The organisationtook its concerns about the impact of electricity price rises on regional users to a NSW Legislative Council inquiry into electricity supply, demand and prices.
The upper house committee was set up in September to investigate the reasons for large increases in the price of electricity, and the impact of the deregulation of electricity prices in 2014.
Appearing before the hearing on Wednesday afternoon, NSW Farmers’ called for the Independent Pricing and Regulatory Tribunal (IPART) to ensure a fair go for electricity consumers.
“Electricity prices have hit the hip pockets of all consumers across NSW,” president Derek Schoen said.
“Regional users have particularly felt the pain of price rises, paying up to 20-25 per cent more for the same electricity use as urban users.”
Business and commercial users have seen price rises above and beyond those seen by households.
“We had a dairy farmer near Dubbo who recently renegotiated her electricity contract,” Mr Schoen said.
“Her contract price jumped from $50,000 per annum to just over $90,000 per annum.
“The difference could have paid for an additional employee on the farm.”
The association argues a lack of competition in retail markets is contributing to spiralling electricity prices.
“The ACCC recently came out and stated that there was insufficient competition in retail electricity markets, and the independent review in Victoria found that retail markets were failing consumers,” Mr Schoen said.
“IPART stands alone in finding that consumers are getting a fair deal from the electricity retailers.”

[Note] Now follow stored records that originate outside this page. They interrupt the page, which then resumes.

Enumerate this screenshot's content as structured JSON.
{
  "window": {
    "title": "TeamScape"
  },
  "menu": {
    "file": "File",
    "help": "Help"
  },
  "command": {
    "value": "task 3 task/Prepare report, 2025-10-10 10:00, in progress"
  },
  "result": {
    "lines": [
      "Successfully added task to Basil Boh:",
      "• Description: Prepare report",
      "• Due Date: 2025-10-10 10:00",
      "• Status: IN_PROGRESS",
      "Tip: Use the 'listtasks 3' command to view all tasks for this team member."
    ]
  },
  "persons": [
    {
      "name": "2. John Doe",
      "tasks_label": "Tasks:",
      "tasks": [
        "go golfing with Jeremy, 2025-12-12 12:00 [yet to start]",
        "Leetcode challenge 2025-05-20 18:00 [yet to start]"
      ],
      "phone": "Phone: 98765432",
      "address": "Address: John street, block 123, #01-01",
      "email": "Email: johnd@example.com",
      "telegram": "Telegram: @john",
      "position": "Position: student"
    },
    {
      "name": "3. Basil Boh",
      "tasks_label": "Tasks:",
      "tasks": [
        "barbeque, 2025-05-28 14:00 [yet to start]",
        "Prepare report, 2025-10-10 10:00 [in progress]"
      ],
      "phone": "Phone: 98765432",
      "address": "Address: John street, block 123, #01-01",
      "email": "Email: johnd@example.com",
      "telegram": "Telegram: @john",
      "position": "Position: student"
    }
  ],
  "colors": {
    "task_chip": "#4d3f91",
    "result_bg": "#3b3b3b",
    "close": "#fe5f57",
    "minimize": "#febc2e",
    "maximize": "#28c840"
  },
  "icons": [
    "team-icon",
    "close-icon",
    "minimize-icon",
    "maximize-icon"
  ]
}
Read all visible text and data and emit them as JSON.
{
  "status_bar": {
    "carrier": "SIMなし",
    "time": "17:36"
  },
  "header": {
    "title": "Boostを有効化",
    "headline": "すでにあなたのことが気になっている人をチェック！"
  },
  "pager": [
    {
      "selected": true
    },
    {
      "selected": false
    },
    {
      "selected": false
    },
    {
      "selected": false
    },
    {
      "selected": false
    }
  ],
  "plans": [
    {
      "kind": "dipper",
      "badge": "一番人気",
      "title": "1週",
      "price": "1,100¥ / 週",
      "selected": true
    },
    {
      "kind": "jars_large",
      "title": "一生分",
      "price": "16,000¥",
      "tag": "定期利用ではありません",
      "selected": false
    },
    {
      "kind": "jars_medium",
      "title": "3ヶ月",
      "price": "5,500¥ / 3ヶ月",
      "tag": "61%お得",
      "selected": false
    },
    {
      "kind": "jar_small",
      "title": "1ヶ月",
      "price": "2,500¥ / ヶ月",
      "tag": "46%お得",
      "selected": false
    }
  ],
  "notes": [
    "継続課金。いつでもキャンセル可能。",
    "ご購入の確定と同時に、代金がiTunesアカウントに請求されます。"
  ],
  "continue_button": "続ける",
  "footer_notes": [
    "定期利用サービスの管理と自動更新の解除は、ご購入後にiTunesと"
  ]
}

At the hearing, the association also recommended the NSW government consider a comparison rate and simplified standardised consumer contracts for all retail market offers, allowing for consumers to compare and find the best offer for them.
Its second recommendation was for mandating that all retail electricity bills provide a breakdown of cost components (transmission, generation, retail etc.) to create greater price transparency for consumers.
“In 2017 the Victorian government held reviews on retail electricity markets and secured price decreases from the retailers for many Victorian electricity consumers,” Mr Schoen said.
“We would like to see this played out in NSW for NSW consumers.”